(Information given Opens)

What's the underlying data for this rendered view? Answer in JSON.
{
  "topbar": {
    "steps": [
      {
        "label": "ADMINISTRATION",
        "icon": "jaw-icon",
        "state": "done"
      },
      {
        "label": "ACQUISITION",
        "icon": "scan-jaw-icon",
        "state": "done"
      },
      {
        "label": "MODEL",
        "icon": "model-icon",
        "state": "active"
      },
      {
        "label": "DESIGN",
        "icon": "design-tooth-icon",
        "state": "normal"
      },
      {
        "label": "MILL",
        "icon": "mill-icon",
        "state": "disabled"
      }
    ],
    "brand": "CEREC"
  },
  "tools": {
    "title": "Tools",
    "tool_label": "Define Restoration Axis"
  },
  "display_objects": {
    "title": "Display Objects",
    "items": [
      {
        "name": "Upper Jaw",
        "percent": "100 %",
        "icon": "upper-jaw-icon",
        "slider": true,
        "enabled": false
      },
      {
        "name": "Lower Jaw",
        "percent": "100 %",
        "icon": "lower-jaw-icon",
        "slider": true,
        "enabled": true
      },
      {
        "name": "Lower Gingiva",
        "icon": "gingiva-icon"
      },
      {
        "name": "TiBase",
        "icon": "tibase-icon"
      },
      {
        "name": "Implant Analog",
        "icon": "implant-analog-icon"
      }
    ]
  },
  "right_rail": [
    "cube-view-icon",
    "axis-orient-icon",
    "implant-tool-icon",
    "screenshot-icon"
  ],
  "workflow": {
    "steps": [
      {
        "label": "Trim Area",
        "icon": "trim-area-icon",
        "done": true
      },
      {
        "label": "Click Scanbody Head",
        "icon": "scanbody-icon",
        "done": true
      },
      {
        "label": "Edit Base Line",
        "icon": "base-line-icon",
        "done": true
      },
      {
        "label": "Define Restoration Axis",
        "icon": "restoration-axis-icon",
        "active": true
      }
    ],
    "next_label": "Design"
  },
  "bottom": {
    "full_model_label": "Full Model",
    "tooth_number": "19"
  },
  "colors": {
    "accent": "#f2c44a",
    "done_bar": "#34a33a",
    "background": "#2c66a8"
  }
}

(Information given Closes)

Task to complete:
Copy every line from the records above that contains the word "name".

Task result:
        "name": "Upper Jaw",
        "name": "Lower Jaw",
        "name": "Lower Gingiva",
        "name": "TiBase",
        "name": "Implant Analog",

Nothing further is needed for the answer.